◆ **Work to be completed**: Only lines with the word "subnet" belong in the answer; copy them from the records below.

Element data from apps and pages

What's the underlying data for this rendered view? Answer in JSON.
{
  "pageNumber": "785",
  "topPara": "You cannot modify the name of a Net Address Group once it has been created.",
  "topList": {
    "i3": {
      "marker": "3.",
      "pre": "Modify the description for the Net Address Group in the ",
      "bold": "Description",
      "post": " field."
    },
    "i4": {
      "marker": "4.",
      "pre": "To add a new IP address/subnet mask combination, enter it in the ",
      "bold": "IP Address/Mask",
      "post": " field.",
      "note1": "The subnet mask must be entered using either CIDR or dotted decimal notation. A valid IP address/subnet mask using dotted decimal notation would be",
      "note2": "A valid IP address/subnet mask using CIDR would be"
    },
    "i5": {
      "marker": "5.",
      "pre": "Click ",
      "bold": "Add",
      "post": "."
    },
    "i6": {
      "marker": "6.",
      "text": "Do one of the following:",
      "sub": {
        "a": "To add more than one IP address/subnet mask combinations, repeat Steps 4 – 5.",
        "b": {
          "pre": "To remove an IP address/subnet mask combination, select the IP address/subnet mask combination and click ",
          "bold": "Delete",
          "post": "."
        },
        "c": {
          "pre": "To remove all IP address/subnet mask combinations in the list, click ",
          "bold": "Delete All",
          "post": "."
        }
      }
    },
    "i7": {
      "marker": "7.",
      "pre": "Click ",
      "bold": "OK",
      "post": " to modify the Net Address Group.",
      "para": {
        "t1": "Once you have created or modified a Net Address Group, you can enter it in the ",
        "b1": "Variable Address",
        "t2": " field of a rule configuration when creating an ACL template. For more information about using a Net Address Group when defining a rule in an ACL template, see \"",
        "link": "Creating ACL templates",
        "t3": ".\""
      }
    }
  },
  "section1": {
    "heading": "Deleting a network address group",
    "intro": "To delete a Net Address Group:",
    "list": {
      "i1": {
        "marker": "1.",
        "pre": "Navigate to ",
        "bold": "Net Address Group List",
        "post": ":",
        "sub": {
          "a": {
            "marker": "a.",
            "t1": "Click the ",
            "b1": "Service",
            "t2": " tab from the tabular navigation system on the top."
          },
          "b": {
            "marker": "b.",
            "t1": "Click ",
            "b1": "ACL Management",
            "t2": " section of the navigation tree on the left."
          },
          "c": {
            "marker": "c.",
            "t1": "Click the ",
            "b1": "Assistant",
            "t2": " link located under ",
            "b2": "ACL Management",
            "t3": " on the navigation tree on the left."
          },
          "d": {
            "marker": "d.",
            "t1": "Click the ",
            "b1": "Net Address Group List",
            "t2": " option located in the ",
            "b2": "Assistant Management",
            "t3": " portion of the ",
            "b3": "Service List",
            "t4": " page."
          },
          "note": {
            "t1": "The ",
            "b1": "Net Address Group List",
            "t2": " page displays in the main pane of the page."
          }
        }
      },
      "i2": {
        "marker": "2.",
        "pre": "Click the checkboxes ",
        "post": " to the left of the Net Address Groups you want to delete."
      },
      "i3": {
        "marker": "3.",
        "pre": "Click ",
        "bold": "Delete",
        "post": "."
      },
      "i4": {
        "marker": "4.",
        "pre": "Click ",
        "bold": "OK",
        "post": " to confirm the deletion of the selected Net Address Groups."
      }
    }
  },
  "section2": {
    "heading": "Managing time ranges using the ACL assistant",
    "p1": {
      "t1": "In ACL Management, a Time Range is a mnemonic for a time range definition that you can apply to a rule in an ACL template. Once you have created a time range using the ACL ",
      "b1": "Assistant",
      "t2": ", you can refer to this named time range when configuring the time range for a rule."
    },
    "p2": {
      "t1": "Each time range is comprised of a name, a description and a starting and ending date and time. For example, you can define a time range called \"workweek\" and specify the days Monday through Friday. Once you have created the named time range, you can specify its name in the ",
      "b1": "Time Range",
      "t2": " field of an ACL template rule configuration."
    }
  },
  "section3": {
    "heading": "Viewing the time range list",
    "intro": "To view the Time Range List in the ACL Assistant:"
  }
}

◆ **Answer section**:
      "pre": "To add a new IP address/subnet mask combination, enter it in the ",
      "note1": "The subnet mask must be entered using either CIDR or dotted decimal notation. A valid IP address/subnet mask using dotted decimal notation would be",
      "note2": "A valid IP address/subnet mask using CIDR would be"
        "a": "To add more than one IP address/subnet mask combinations, repeat Steps 4 – 5.",
          "pre": "To remove an IP address/subnet mask combination, select the IP address/subnet mask combination and click ",
          "pre": "To remove all IP address/subnet mask combinations in the list, click ",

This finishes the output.